1969 Opel GT. Created as a 1965 styling exercise, Opel had the confidence to put the sleek little car into production, after a favourable response and increasing post-war affluence. It was clearly influenced by the Chevrolet Corvette, whose parent company GM, also own Opel – the influence ran deeper still with a similar suspension set-up. A distinctive looking car with the novel rotating concealed headlamps, the engine was also mounted far back into the chassis to improve weight distribution. Based on the Kadett B and built by a French locomotive company Brissonneau and Lotz, who had experience in building Renault cars prior to the GT.
When the GT was new it was imported into the UK as a special order, always with LHD and the 1.9-litre engine but cost almost as much as a Jaguar E-Type.
This stunning example is a very early (and desirable) 1.1-litre version that was privately imported into the UK in 1981.
The design has been sculptured to fit on the Kadett platform, with notably low drag co-efficiency.
The GT was never sold with a functional boot, access is gained from the inside of the car.
Original style wheels are rare on GT’s, many have been retro-fitted with period alloys.

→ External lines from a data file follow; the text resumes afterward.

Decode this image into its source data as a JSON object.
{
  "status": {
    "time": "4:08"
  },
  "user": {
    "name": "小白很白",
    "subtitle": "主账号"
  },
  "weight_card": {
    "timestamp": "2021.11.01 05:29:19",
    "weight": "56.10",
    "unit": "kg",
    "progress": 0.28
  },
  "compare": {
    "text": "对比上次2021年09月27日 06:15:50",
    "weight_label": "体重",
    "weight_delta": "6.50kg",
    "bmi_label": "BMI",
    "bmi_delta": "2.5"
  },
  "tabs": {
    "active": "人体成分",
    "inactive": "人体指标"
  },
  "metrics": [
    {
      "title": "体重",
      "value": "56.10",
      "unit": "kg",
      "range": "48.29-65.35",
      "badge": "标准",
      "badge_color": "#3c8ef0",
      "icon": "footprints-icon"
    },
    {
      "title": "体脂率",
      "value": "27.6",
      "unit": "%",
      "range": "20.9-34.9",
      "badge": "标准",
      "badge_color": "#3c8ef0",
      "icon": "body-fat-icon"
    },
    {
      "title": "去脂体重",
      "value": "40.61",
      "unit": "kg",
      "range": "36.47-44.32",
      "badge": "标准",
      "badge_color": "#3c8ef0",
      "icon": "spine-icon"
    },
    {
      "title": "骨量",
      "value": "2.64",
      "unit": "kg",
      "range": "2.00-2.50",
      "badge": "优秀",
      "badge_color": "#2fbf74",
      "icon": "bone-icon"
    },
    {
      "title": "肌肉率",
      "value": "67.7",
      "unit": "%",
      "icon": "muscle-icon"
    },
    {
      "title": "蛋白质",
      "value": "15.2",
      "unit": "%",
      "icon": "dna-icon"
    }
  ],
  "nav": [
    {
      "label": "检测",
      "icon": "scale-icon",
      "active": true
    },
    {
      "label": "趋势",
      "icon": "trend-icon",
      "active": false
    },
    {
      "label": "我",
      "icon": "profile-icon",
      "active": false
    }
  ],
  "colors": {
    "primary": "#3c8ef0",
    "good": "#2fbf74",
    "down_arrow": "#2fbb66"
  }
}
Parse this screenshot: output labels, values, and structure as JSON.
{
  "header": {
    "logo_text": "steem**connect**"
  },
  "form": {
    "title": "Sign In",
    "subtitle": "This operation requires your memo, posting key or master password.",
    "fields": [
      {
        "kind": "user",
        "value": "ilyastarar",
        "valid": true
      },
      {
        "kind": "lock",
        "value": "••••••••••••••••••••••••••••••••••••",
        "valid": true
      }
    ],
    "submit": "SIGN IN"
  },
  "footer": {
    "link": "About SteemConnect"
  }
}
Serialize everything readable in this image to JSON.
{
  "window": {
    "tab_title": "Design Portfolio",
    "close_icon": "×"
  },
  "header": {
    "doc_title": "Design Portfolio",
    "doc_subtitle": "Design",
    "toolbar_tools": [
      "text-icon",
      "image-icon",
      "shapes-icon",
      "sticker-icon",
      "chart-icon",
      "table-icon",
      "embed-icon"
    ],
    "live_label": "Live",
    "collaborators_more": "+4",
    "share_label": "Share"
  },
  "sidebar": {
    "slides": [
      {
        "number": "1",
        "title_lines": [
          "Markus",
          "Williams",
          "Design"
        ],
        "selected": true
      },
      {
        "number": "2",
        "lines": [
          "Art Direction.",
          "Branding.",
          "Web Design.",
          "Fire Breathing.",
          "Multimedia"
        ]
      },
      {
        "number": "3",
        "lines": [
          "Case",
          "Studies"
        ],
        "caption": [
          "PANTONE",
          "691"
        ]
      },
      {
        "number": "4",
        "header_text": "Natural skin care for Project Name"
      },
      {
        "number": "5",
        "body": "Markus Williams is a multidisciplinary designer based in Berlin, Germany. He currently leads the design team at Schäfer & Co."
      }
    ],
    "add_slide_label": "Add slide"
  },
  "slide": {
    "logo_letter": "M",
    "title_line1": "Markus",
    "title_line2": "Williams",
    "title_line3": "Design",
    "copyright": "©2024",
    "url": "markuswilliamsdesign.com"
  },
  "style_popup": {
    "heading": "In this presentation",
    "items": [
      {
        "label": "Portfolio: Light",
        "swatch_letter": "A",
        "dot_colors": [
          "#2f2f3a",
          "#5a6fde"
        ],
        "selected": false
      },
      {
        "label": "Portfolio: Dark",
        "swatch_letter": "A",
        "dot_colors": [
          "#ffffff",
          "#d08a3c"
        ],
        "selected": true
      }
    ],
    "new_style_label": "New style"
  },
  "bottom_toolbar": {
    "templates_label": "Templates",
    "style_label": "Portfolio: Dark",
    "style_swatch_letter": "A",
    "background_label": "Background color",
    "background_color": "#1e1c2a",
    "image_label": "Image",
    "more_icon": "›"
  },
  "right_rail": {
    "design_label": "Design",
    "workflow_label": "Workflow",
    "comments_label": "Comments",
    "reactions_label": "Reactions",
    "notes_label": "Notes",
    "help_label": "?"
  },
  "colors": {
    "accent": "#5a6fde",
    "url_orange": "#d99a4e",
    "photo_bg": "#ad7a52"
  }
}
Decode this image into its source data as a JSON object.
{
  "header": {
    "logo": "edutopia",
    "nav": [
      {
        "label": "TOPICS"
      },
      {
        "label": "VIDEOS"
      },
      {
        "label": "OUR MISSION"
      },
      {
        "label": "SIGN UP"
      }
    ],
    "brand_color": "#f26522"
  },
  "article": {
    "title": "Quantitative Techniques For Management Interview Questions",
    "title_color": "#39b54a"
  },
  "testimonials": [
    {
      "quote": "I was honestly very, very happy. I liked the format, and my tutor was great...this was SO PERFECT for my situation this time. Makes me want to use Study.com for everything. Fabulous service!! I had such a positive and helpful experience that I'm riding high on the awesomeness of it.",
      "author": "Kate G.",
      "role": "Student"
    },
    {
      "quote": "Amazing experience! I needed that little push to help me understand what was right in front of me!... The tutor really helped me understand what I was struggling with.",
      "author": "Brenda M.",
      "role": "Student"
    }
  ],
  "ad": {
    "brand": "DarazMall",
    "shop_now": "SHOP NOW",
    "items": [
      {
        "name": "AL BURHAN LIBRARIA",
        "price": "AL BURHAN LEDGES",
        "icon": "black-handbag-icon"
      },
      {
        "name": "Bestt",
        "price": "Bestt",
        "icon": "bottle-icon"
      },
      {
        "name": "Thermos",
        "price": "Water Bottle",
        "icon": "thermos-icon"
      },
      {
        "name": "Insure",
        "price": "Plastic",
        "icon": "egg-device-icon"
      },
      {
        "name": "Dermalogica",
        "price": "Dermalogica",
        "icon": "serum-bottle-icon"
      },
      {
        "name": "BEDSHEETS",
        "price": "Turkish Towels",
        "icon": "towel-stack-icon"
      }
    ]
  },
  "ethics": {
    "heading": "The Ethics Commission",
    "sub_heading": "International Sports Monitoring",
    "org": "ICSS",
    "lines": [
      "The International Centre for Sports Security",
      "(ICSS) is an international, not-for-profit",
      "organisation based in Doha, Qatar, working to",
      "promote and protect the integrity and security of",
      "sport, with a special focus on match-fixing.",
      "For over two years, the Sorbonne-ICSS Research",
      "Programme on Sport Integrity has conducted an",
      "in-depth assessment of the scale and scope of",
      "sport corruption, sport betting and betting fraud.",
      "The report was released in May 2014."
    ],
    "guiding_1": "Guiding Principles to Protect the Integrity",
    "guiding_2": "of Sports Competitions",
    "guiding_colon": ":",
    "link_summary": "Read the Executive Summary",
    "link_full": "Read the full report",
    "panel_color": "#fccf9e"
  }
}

The accommodation is better for two adults and their non-bulky luggage, rather than a full 4 seater car.